Cancer information for Aboriginal & Torres Strait Islander People

Breast cancer

If breast cancer is found and treated early, you have a good chance of getting better.

What is breast cancer?

  • It develops when cells lining the breast ducts or lobules grow abnormally and out of control.
  • Most breast cancers are found when they have spread outside the ducts or lobules of the breast into the surrounding tissue. This is called invasive breast cancer. There are three types:
    • early breast cancer
    • locally advanced breast cancer
    • advanced breast cancer.

How will I know I have breast cancer?

Breast problems can vary, but you may notice the following:

  • a lump, lumpiness or thickening of the breast or underarm area
  • change to the skin of the breast – dimpling (like an orange)
  • change to the shape or size of the breast
  • changes to the nipple – shape, discharge (ooze) or a nipple that turns in when it used to stick out
  • constant or unusual pain in the breast or nipple.

If you have any of these problems, see your doctor. You will have some tests to work out if you have breast cancer.

What do the test results mean?

The test results will tell the doctor what type of breast cancer you have, and if the cancer has spread (the stage). This information helps the doctors decide what treatment you need.


Stage I – the cancer is less than 2 cm in diameter and has not spread to the lymph nodes in the armpit Stage IIA – the tumour is less than 2 cm in diameter and has spread to the lymph nodes in the armpit the tumour is between 2 cm and 5 cm in diameter and has not spread to the lymph nodes in the armpit Stage IIB – the tumour is 2–5 cm in diameter and has spread to the lymph nodes breast

What treatment will I need?

There are different types of treatment for breast cancer. You may have one or more of these treatments:

  • Surgery – removes part of the breast (breast-conserving surgery) or the whole breast (mastectomy)
  • Radiation therapy – uses radiation to kill or injure cancer cells
  • Chemotherapy – uses drugs to kill or injure cancer cells
  • Targeted therapy – makes the immune system stronger so it can fight cancer.

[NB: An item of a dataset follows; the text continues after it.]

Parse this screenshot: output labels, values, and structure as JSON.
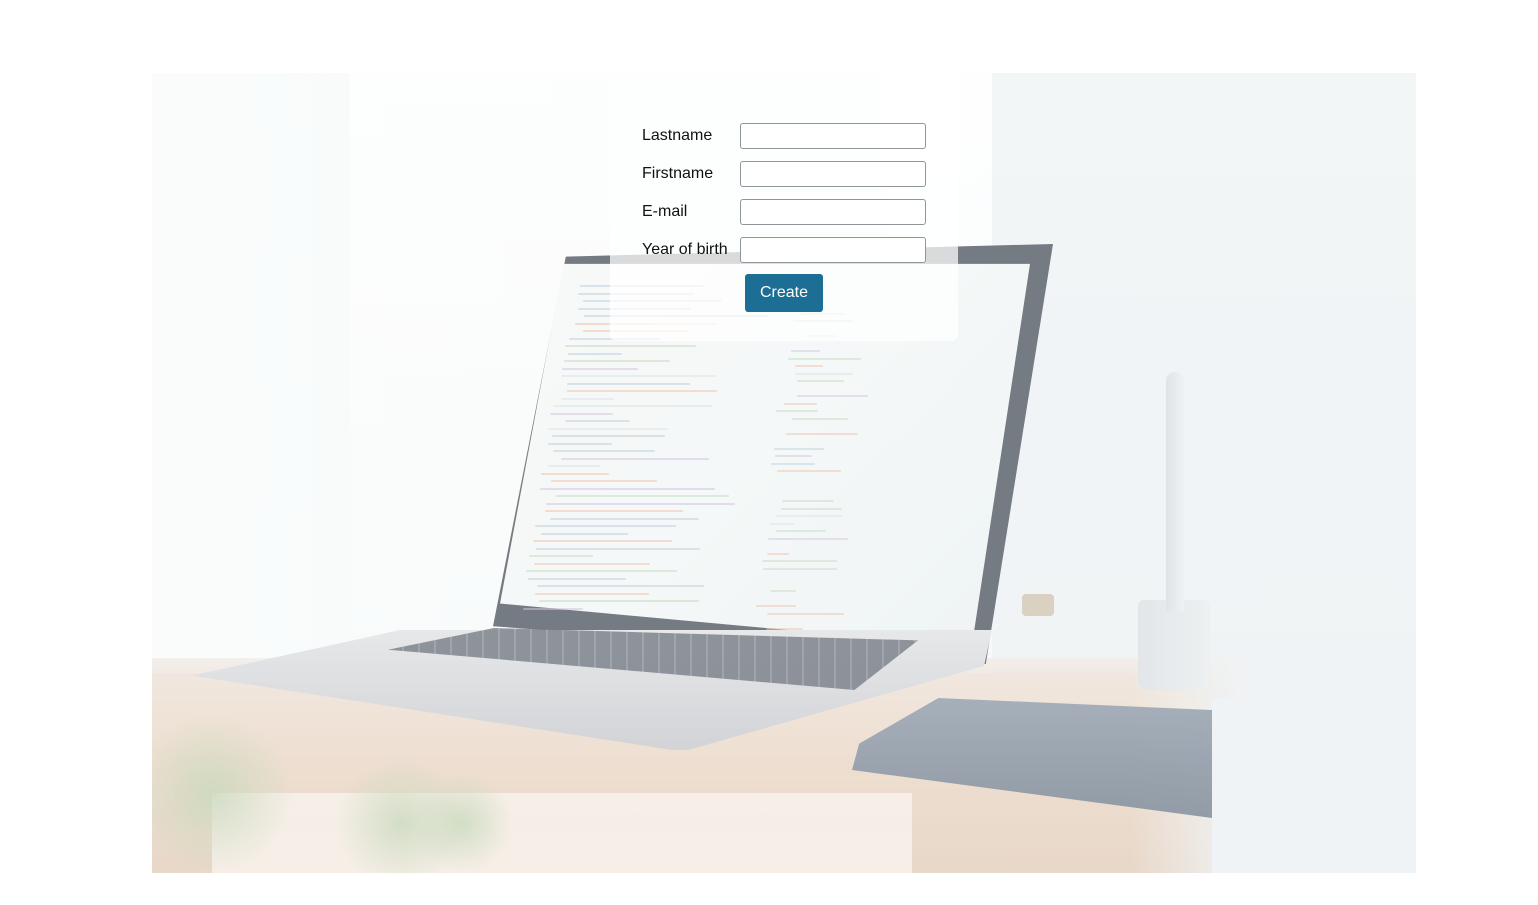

This is given as an injection, called Herceptin
  • Hormone therapy – slows the production of the female hormone oestrogen that can make the cancer grow. Hormone therapy is taken as a tablet. A common one is called Tamoxifen

How will the treatment affect my body?

Treatment for breast cancer can cause problems, including:

  • Swelling of the arm – This can happen if you have radiotherapy to the armpit or if lymph nodes are removed.
  • Hair falling out – This can happen with some chemotherapy drugs.

How do I manage the cancer?

It is normal for you and your family to have lots of different feelings right now. Talking with your doctor, nurse or health